This time Borg beat Connors 6-2, 6-2, 6-3, a genuine old-fashioned hack-sparkar, as they say in Sweden. The champion bludgeoned the pretender. He turned him inside out and embarrassed him. Choose your verbs, past tense. And say good night, Jimbo. No American has taken such a whomping from a Swede since Floyd Patterson was knocked down seven times in one round by Ingemar Johansson.
"I wasn't into the match mentally," Connors said afterwards, "but the ball never overpowered me." Has Borg improved or changed his game? "Naw, he always plays the same." Is that the best you've seen Borg play? "Naw, he's played well the other 13 times, too."
Nobody summoned an ophthalmologist, but Jimbo must have been watching a different match from the one in which Borg kept whipping his toonder and lightning serves past Connors; kept pounding top-spin approaches into the distant corners or looping rainbow floaters into midcourt where his opponent was unable to contend with the varied pace; kept skidding a newly developed backhand slice short to Connors' vulnerable forehand wing and then dashing to net behind it; kept up a relentless attack that pressured the desperate Connors into scattering balls throughout the Pimm's Cup concessions.
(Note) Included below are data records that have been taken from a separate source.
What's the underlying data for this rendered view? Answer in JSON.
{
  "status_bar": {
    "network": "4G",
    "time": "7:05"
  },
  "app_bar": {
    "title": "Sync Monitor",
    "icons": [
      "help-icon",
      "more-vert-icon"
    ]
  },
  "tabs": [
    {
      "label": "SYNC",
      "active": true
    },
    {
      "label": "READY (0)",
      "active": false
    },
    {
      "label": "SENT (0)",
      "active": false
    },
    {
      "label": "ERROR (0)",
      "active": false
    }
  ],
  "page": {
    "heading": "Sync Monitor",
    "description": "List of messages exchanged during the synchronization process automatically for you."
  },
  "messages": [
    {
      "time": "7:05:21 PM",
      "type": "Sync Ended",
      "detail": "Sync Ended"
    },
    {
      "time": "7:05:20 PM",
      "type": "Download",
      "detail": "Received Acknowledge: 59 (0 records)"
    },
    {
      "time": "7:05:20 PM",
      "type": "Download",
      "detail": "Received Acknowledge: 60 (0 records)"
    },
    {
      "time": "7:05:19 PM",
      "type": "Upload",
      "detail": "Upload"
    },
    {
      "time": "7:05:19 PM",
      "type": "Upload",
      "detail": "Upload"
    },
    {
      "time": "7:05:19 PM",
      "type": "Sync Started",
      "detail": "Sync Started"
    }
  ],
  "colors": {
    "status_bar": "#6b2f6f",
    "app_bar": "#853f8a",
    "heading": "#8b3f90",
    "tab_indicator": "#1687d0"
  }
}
"The plan was to get to net," Borg revealed after the match. "The court was soft and the bounce was low. I want to slice and come in because Jimmy doesn't like that. He usually put the pressure on me—I have to do the passing shot; I have to do the lob. Today he have to do all of that. I win so many points because he can't do."
In fact, Borg won 102 points—a fat, round 30 more than Connors. From 0-2 in the first set, Borg took six games running, allowing Connors only 15 points. In the third set, Borg lost only five points in his four service games. Possibly the most important, and the most dramatic, sequences were in the fourth and seventh games of the second set when the two men dealt with a love-40 deficit in vastly different ways.
In Game 4, having just broken Connors' serve to lead 2-1, Borg found himself on the brink of being broken back. Just in time he rifled three enormous first serves, two of which Connors couldn't even play and the other setting up an easy smash for Borg. Connors forced a fourth break point, but again one of Borg's slingshot deliveries preceded a dainty touch volley and Borg served out the game for a 3-1 advantage.
In Game 7, when it was Connors' turn at love-40, Jimbo came to the net three times for saving volley winners (to reach deuce), but then he was unable to hold off Borg. Bjorn rapped an overhead after his own brilliantly devised lob, then watched Connors net a forehand to lose the game, as well as any real hope.